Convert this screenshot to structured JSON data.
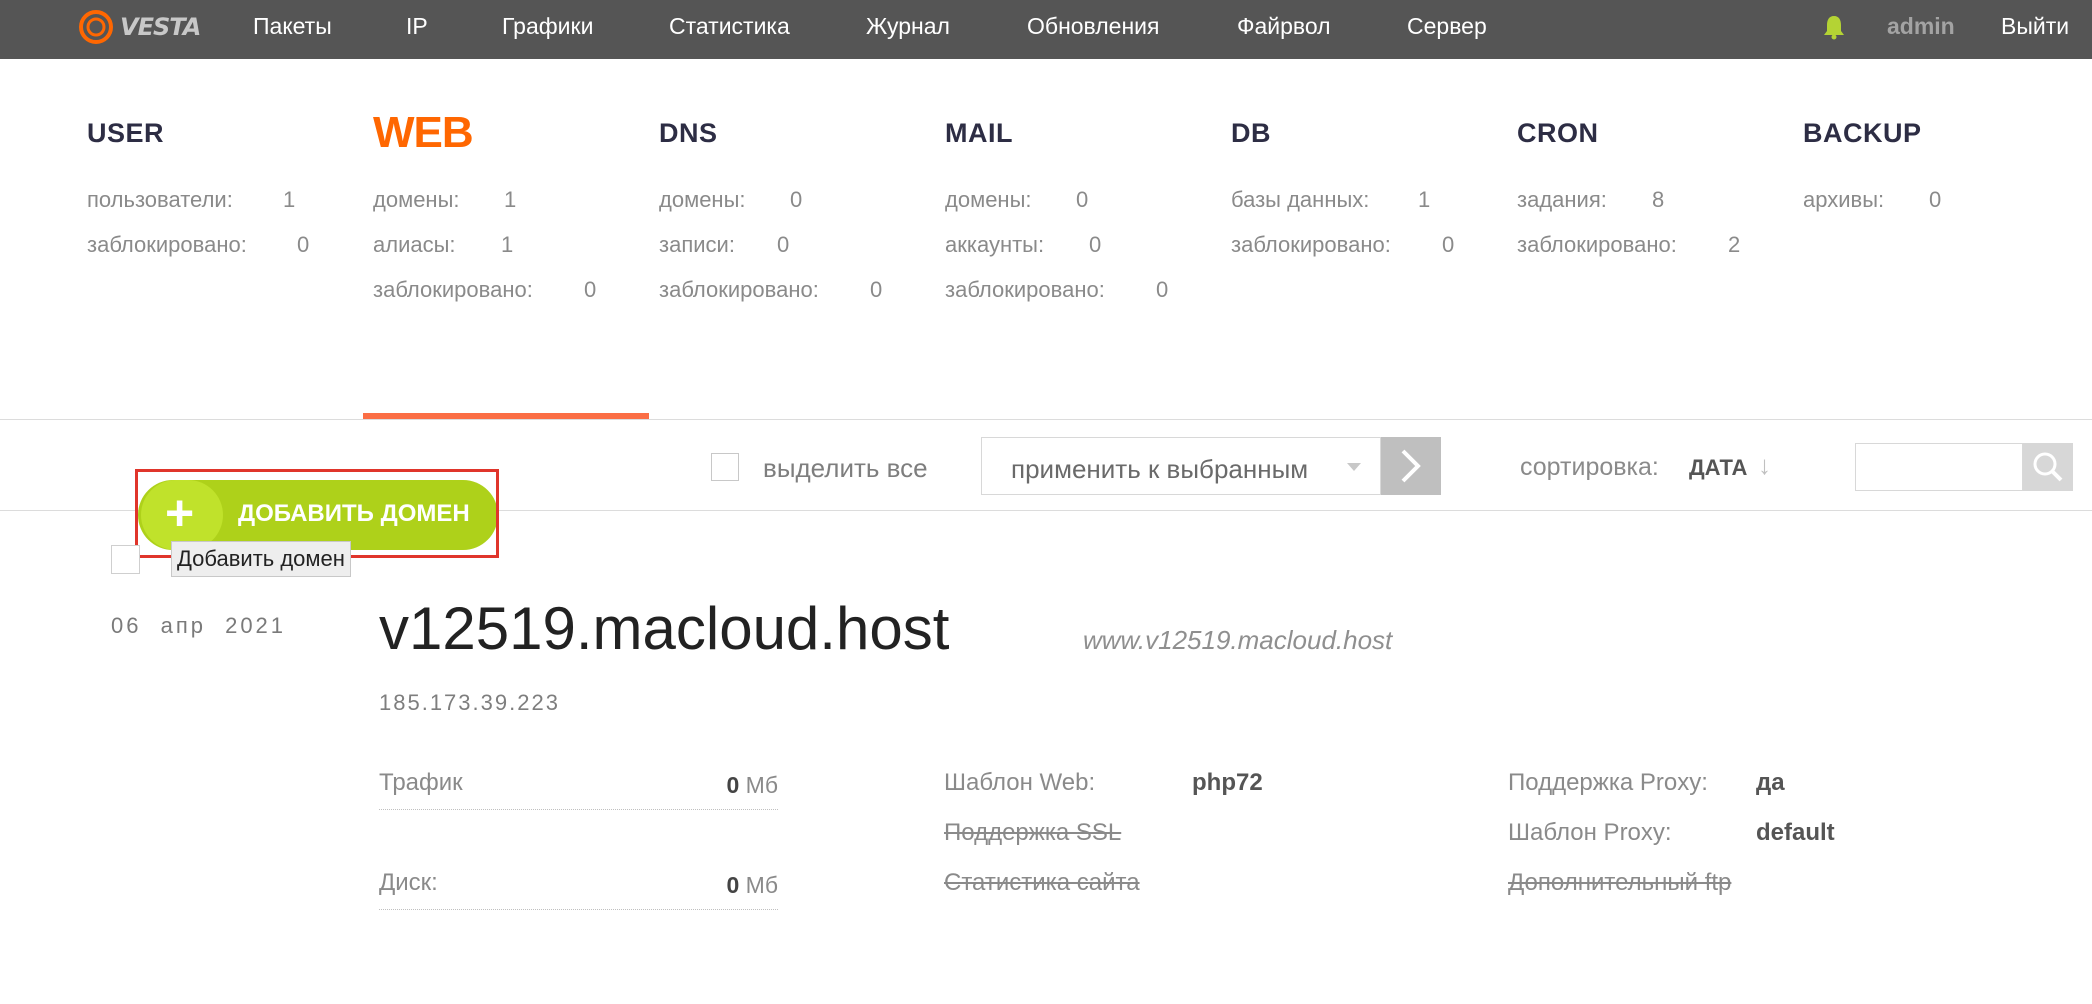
{
  "nav": {
    "logo_text": "VESTA",
    "items": [
      "Пакеты",
      "IP",
      "Графики",
      "Статистика",
      "Журнал",
      "Обновления",
      "Файрвол",
      "Сервер"
    ],
    "user": "admin",
    "logout": "Выйти",
    "colors": {
      "bar": "#555555",
      "accent": "#ff6701",
      "bell": "#b4d334"
    }
  },
  "tabs": [
    {
      "title": "USER",
      "stats": [
        {
          "label": "пользователи:",
          "value": "1"
        },
        {
          "label": "заблокировано:",
          "value": "0"
        }
      ]
    },
    {
      "title": "WEB",
      "active": true,
      "stats": [
        {
          "label": "домены:",
          "value": "1"
        },
        {
          "label": "алиасы:",
          "value": "1"
        },
        {
          "label": "заблокировано:",
          "value": "0"
        }
      ]
    },
    {
      "title": "DNS",
      "stats": [
        {
          "label": "домены:",
          "value": "0"
        },
        {
          "label": "записи:",
          "value": "0"
        },
        {
          "label": "заблокировано:",
          "value": "0"
        }
      ]
    },
    {
      "title": "MAIL",
      "stats": [
        {
          "label": "домены:",
          "value": "0"
        },
        {
          "label": "аккаунты:",
          "value": "0"
        },
        {
          "label": "заблокировано:",
          "value": "0"
        }
      ]
    },
    {
      "title": "DB",
      "stats": [
        {
          "label": "базы данных:",
          "value": "1"
        },
        {
          "label": "заблокировано:",
          "value": "0"
        }
      ]
    },
    {
      "title": "CRON",
      "stats": [
        {
          "label": "задания:",
          "value": "8"
        },
        {
          "label": "заблокировано:",
          "value": "2"
        }
      ]
    },
    {
      "title": "BACKUP",
      "stats": [
        {
          "label": "архивы:",
          "value": "0"
        }
      ]
    }
  ],
  "toolbar": {
    "select_all": "выделить все",
    "apply": "применить к выбранным",
    "sort_label": "сортировка:",
    "sort_value": "ДАТА",
    "sort_arrow": "↓",
    "search_placeholder": ""
  },
  "add_button": {
    "label": "ДОБАВИТЬ ДОМЕН",
    "plus": "+",
    "tooltip": "Добавить домен"
  },
  "domain": {
    "date": "06 апр 2021",
    "name": "v12519.macloud.host",
    "alias": "www.v12519.macloud.host",
    "ip": "185.173.39.223",
    "traffic": {
      "label": "Трафик",
      "value": "0",
      "unit": "Мб"
    },
    "disk": {
      "label": "Диск:",
      "value": "0",
      "unit": "Мб"
    },
    "web_template": {
      "label": "Шаблон Web:",
      "value": "php72"
    },
    "ssl": "Поддержка SSL",
    "stats": "Статистика сайта",
    "proxy": {
      "label": "Поддержка Proxy:",
      "value": "да"
    },
    "proxy_template": {
      "label": "Шаблон Proxy:",
      "value": "default"
    },
    "ftp": "Дополнительный ftp"
  }
}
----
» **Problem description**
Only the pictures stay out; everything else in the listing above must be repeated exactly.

» **Reply**
Convert this screenshot to structured JSON data.
{
  "nav": {
    "logo_text": "VESTA",
    "items": [
      "Пакеты",
      "IP",
      "Графики",
      "Статистика",
      "Журнал",
      "Обновления",
      "Файрвол",
      "Сервер"
    ],
    "user": "admin",
    "logout": "Выйти",
    "colors": {
      "bar": "#555555",
      "accent": "#ff6701",
      "bell": "#b4d334"
    }
  },
  "tabs": [
    {
      "title": "USER",
      "stats": [
        {
          "label": "пользователи:",
          "value": "1"
        },
        {
          "label": "заблокировано:",
          "value": "0"
        }
      ]
    },
    {
      "title": "WEB",
      "active": true,
      "stats": [
        {
          "label": "домены:",
          "value": "1"
        },
        {
          "label": "алиасы:",
          "value": "1"
        },
        {
          "label": "заблокировано:",
          "value": "0"
        }
      ]
    },
    {
      "title": "DNS",
      "stats": [
        {
          "label": "домены:",
          "value": "0"
        },
        {
          "label": "записи:",
          "value": "0"
        },
        {
          "label": "заблокировано:",
          "value": "0"
        }
      ]
    },
    {
      "title": "MAIL",
      "stats": [
        {
          "label": "домены:",
          "value": "0"
        },
        {
          "label": "аккаунты:",
          "value": "0"
        },
        {
          "label": "заблокировано:",
          "value": "0"
        }
      ]
    },
    {
      "title": "DB",
      "stats": [
        {
          "label": "базы данных:",
          "value": "1"
        },
        {
          "label": "заблокировано:",
          "value": "0"
        }
      ]
    },
    {
      "title": "CRON",
      "stats": [
        {
          "label": "задания:",
          "value": "8"
        },
        {
          "label": "заблокировано:",
          "value": "2"
        }
      ]
    },
    {
      "title": "BACKUP",
      "stats": [
        {
          "label": "архивы:",
          "value": "0"
        }
      ]
    }
  ],
  "toolbar": {
    "select_all": "выделить все",
    "apply": "применить к выбранным",
    "sort_label": "сортировка:",
    "sort_value": "ДАТА",
    "sort_arrow": "↓",
    "search_placeholder": ""
  },
  "add_button": {
    "label": "ДОБАВИТЬ ДОМЕН",
    "plus": "+",
    "tooltip": "Добавить домен"
  },
  "domain": {
    "date": "06 апр 2021",
    "name": "v12519.macloud.host",
    "alias": "www.v12519.macloud.host",
    "ip": "185.173.39.223",
    "traffic": {
      "label": "Трафик",
      "value": "0",
      "unit": "Мб"
    },
    "disk": {
      "label": "Диск:",
      "value": "0",
      "unit": "Мб"
    },
    "web_template": {
      "label": "Шаблон Web:",
      "value": "php72"
    },
    "ssl": "Поддержка SSL",
    "stats": "Статистика сайта",
    "proxy": {
      "label": "Поддержка Proxy:",
      "value": "да"
    },
    "proxy_template": {
      "label": "Шаблон Proxy:",
      "value": "default"
    },
    "ftp": "Дополнительный ftp"
  }
}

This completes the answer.